Nottingham UK – January 11th 2005 - Scancell Ltd, the Nottingham-based cancer therapeutics company, has announced that it has secured an agreement with Biovation under which Biovation will apply their DeImmunisation technology to up to two further monoclonal antibodies (MAbs) in Scancell’s portfolio, including SC101, Scancell’s anti-cancer MAb against Lewisy/b.
Lewisy/b is a cell surface carbohydrate blood group antigen whose expression is very low in normal tissue but over-expressed on breast, lung, colon and ovarian cancer cells. Mouse antibodies recognising Lewisy/b have induced tumour cell death and inhibited growth of various tumour lines. In animal studies, tumour growth was inhibited by anti-Lewisy/b antibodies alone, and especially when combined with 5-fluorouracil, an antimetabolite that disrupts cancer cell growth.

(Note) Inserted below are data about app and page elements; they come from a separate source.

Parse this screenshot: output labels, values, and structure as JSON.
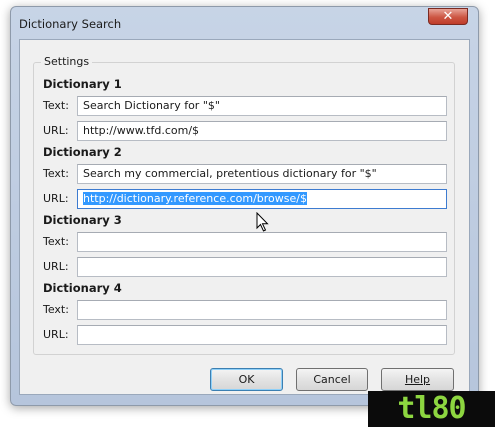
{
  "window": {
    "title": "Dictionary Search",
    "close_label": "✕"
  },
  "settings": {
    "legend": "Settings",
    "text_label": "Text:",
    "url_label": "URL:",
    "dictionaries": [
      {
        "heading": "Dictionary 1",
        "text": "Search Dictionary for \"$\"",
        "url": "http://www.tfd.com/$"
      },
      {
        "heading": "Dictionary 2",
        "text": "Search my commercial, pretentious dictionary for \"$\"",
        "url": "http://dictionary.reference.com/browse/$"
      },
      {
        "heading": "Dictionary 3",
        "text": "",
        "url": ""
      },
      {
        "heading": "Dictionary 4",
        "text": "",
        "url": ""
      }
    ]
  },
  "buttons": {
    "ok": "OK",
    "cancel": "Cancel",
    "help": "Help"
  },
  "watermark": {
    "text": "tl80"
  }
}
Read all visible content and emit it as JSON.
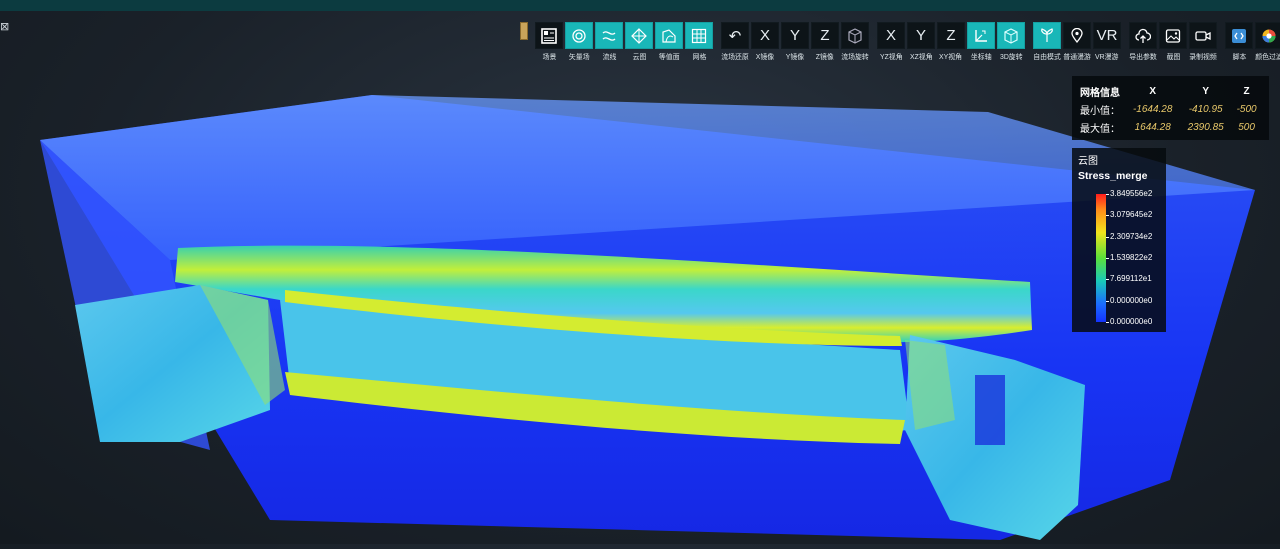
{
  "toolbar": {
    "groups": [
      [
        {
          "name": "scene",
          "label": "场景",
          "icon": "grid-layout-icon",
          "active": false
        },
        {
          "name": "vector-field",
          "label": "矢量场",
          "icon": "vector-swirl-icon",
          "active": true
        },
        {
          "name": "streamline",
          "label": "流线",
          "icon": "streamline-icon",
          "active": true
        },
        {
          "name": "contour",
          "label": "云图",
          "icon": "mesh-cloud-icon",
          "active": true
        },
        {
          "name": "isosurface",
          "label": "等值面",
          "icon": "isosurface-icon",
          "active": true
        },
        {
          "name": "mesh",
          "label": "网格",
          "icon": "mesh-grid-icon",
          "active": true
        }
      ],
      [
        {
          "name": "restore-flow",
          "label": "流场还原",
          "icon": "undo-arrow-icon",
          "glyph": "↶",
          "active": false
        },
        {
          "name": "x-mirror",
          "label": "X镜像",
          "glyph": "X",
          "active": false
        },
        {
          "name": "y-mirror",
          "label": "Y镜像",
          "glyph": "Y",
          "active": false
        },
        {
          "name": "z-mirror",
          "label": "Z镜像",
          "glyph": "Z",
          "active": false
        },
        {
          "name": "rotate-flow",
          "label": "流场旋转",
          "icon": "cube-rotate-icon",
          "active": false
        }
      ],
      [
        {
          "name": "yz-view",
          "label": "YZ视角",
          "glyph": "X",
          "active": false
        },
        {
          "name": "xz-view",
          "label": "XZ视角",
          "glyph": "Y",
          "active": false
        },
        {
          "name": "xy-view",
          "label": "XY视角",
          "glyph": "Z",
          "active": false
        },
        {
          "name": "axes",
          "label": "坐标轴",
          "icon": "axes-icon",
          "active": true
        },
        {
          "name": "rotate-3d",
          "label": "3D旋转",
          "icon": "cube-3d-icon",
          "active": true
        }
      ],
      [
        {
          "name": "free-mode",
          "label": "自由模式",
          "icon": "free-mode-icon",
          "active": true
        },
        {
          "name": "roam",
          "label": "普通漫游",
          "icon": "location-pin-icon",
          "active": false
        },
        {
          "name": "vr-roam",
          "label": "VR漫游",
          "glyph": "VR",
          "active": false
        }
      ],
      [
        {
          "name": "export-params",
          "label": "导出参数",
          "icon": "cloud-upload-icon",
          "active": false
        },
        {
          "name": "screenshot",
          "label": "截图",
          "icon": "image-icon",
          "active": false
        },
        {
          "name": "record-video",
          "label": "录制视频",
          "icon": "video-camera-icon",
          "active": false
        }
      ],
      [
        {
          "name": "script",
          "label": "脚本",
          "icon": "script-icon",
          "active": false
        },
        {
          "name": "color-filter",
          "label": "颜色过滤",
          "icon": "color-wheel-icon",
          "active": false
        }
      ]
    ]
  },
  "grid_info": {
    "title": "网格信息",
    "headers": [
      "X",
      "Y",
      "Z"
    ],
    "min_label": "最小值：",
    "min": [
      "-1644.28",
      "-410.95",
      "-500"
    ],
    "max_label": "最大值：",
    "max": [
      "1644.28",
      "2390.85",
      "500"
    ]
  },
  "legend": {
    "title": "云图",
    "variable": "Stress_merge",
    "labels": [
      "3.849556e2",
      "3.079645e2",
      "2.309734e2",
      "1.539822e2",
      "7.699112e1",
      "0.000000e0",
      "0.000000e0"
    ]
  },
  "colors": {
    "accent": "#19b7b8",
    "panel": "#0d1418",
    "value": "#e8c86a"
  }
}
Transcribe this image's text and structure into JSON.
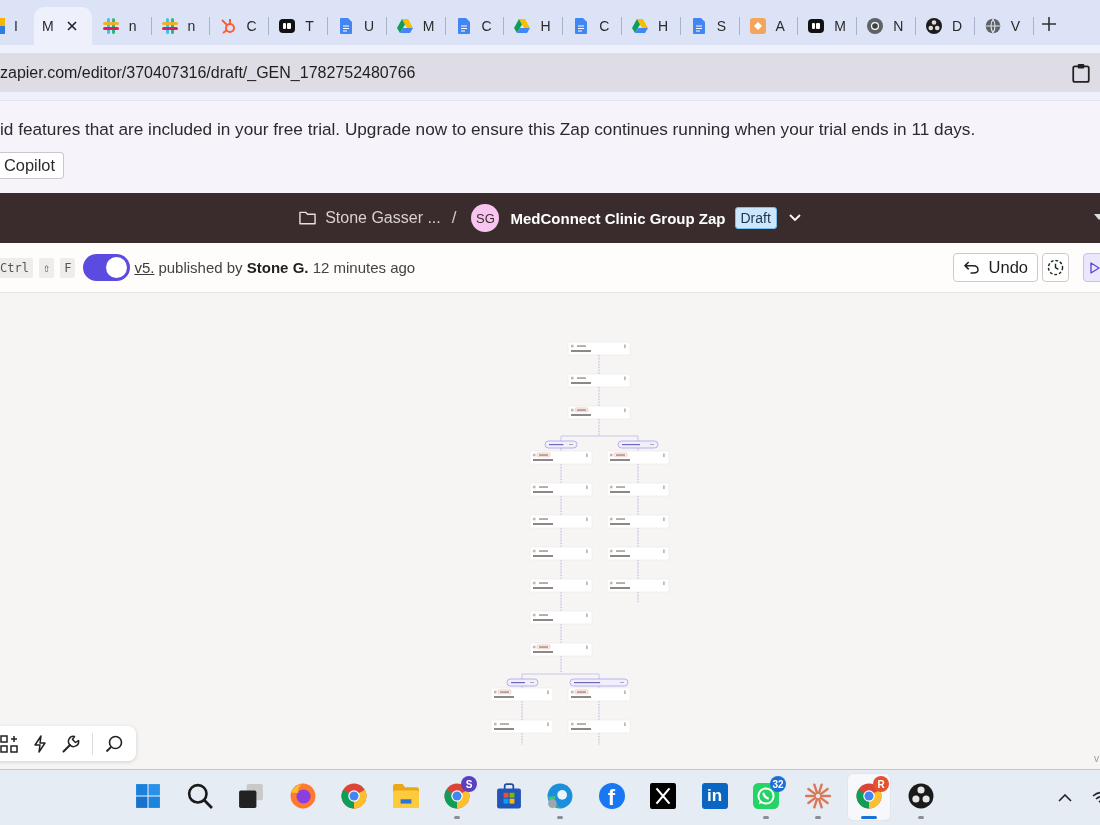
{
  "browser": {
    "tabs": [
      {
        "title": "I",
        "kind": "multicolor",
        "selected": false
      },
      {
        "title": "M",
        "kind": "none",
        "selected": true
      },
      {
        "title": "n",
        "kind": "hash",
        "selected": false
      },
      {
        "title": "n",
        "kind": "hash",
        "selected": false
      },
      {
        "title": "C",
        "kind": "sprocket",
        "selected": false
      },
      {
        "title": "T",
        "kind": "tile",
        "selected": false
      },
      {
        "title": "U",
        "kind": "doc",
        "selected": false
      },
      {
        "title": "M",
        "kind": "triangle",
        "selected": false
      },
      {
        "title": "C",
        "kind": "doc",
        "selected": false
      },
      {
        "title": "H",
        "kind": "triangle",
        "selected": false
      },
      {
        "title": "C",
        "kind": "doc",
        "selected": false
      },
      {
        "title": "H",
        "kind": "triangle",
        "selected": false
      },
      {
        "title": "S",
        "kind": "doc",
        "selected": false
      },
      {
        "title": "A",
        "kind": "arrow",
        "selected": false
      },
      {
        "title": "M",
        "kind": "tile",
        "selected": false
      },
      {
        "title": "N",
        "kind": "ring",
        "selected": false
      },
      {
        "title": "D",
        "kind": "aperture",
        "selected": false
      },
      {
        "title": "V",
        "kind": "globe",
        "selected": false
      }
    ],
    "address": "zapier.com/editor/370407316/draft/_GEN_1782752480766"
  },
  "banner": {
    "message": "id features that are included in your free trial. Upgrade now to ensure this Zap continues running when your trial ends in 11 days.",
    "button": "Copilot"
  },
  "header": {
    "folder": "Stone Gasser ...",
    "separator": "/",
    "avatar": "SG",
    "zap_name": "MedConnect Clinic Group Zap",
    "status": "Draft"
  },
  "toolbar": {
    "shortcut_keys": [
      "Ctrl",
      "⇧",
      "F"
    ],
    "toggle": {
      "on": true
    },
    "version": "v5.",
    "published": "published by **Stone G.** 12 minutes ago",
    "undo": "Undo"
  },
  "canvas": {
    "corner_text": "v"
  },
  "taskbar": {
    "items": [
      {
        "kind": "windows",
        "running": false,
        "active": false
      },
      {
        "kind": "search",
        "running": false,
        "active": false
      },
      {
        "kind": "taskview",
        "running": false,
        "active": false
      },
      {
        "kind": "firefox",
        "running": false,
        "active": false
      },
      {
        "kind": "chrome",
        "running": false,
        "active": false
      },
      {
        "kind": "folder",
        "running": false,
        "active": false
      },
      {
        "kind": "chrome",
        "badge": {
          "text": "S",
          "color": "#5b3fc2"
        },
        "running": true,
        "active": false
      },
      {
        "kind": "store",
        "running": false,
        "active": false
      },
      {
        "kind": "edge",
        "running": true,
        "active": false
      },
      {
        "kind": "facebook",
        "label": "f",
        "running": false,
        "active": false
      },
      {
        "kind": "x",
        "running": false,
        "active": false
      },
      {
        "kind": "linkedin",
        "label": "in",
        "running": false,
        "active": false
      },
      {
        "kind": "whatsapp",
        "badge": {
          "text": "32",
          "color": "#1d6fd4"
        },
        "running": true,
        "active": false
      },
      {
        "kind": "starburst",
        "running": true,
        "active": false
      },
      {
        "kind": "chrome",
        "badge": {
          "text": "R",
          "color": "#e4532f"
        },
        "running": true,
        "active": true
      },
      {
        "kind": "obs",
        "running": true,
        "active": false
      }
    ]
  }
}
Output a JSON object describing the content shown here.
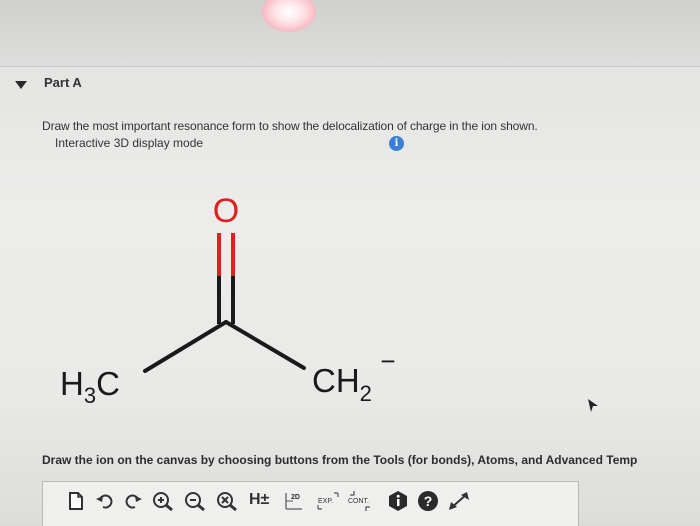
{
  "part": {
    "title": "Part A"
  },
  "question": {
    "prompt": "Draw the most important resonance form to show the delocalization of charge in the ion shown.",
    "display_mode": "Interactive 3D display mode",
    "info_icon": "i"
  },
  "molecule": {
    "oxygen": "O",
    "left_group": {
      "main": "H",
      "sub": "3",
      "tail": "C"
    },
    "right_group": {
      "main": "CH",
      "sub": "2",
      "charge": "−"
    }
  },
  "instruction": "Draw the ion on the canvas by choosing buttons from the Tools (for bonds), Atoms, and Advanced Temp",
  "toolbar": {
    "h_label": "H±",
    "label_2d": "2D",
    "exp_label": "EXP.",
    "cont_label": "CONT.",
    "help": "?"
  },
  "colors": {
    "oxygen": "#e02020",
    "bond": "#1a1a1a",
    "info": "#3a7fd6"
  }
}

The DeImmunisationTM technology identifies and removes T-cell epitopes from the therapeutic antibody, which substantially reduces its immunogenicity. Since potentially immunogenic regions of the antibody are removed by single amino acid substitutions, immunogenicity can be eliminated while retaining the biological properties of the starting molecule.
Commenting on the agreement, Professor Lindy Durrant, CSO of Scancell, said: "We are very pleased to be working with Biovation once again. This agreement offers Scancell the opportunity to DeImmunise a further two antibody therapeutics, a vital step in preparing these products for clinical trials."
Dr. Frank Carr, President and Chief Executive Officer at Biovation, commented: "We are delighted to be working with and supporting Scancell in their efforts to develop exciting and innovative anti-cancer therapeutics for the clinic"
Fri, 12 May 2017 07:57:00
The money will support clinical work on its pipeline of cancer immunotherapies and in particular Modi-1, the first product from its Moditope platform.
Thu, 11 May 2017 12:00:00
CEO Richard Goodfellow also tells Proactive's Andrew Scott they've found a partner to help them with a phase I/II clinical study of SCIB2 for patients with lung cancer.
Wed, 01 Feb 2017 09:53:00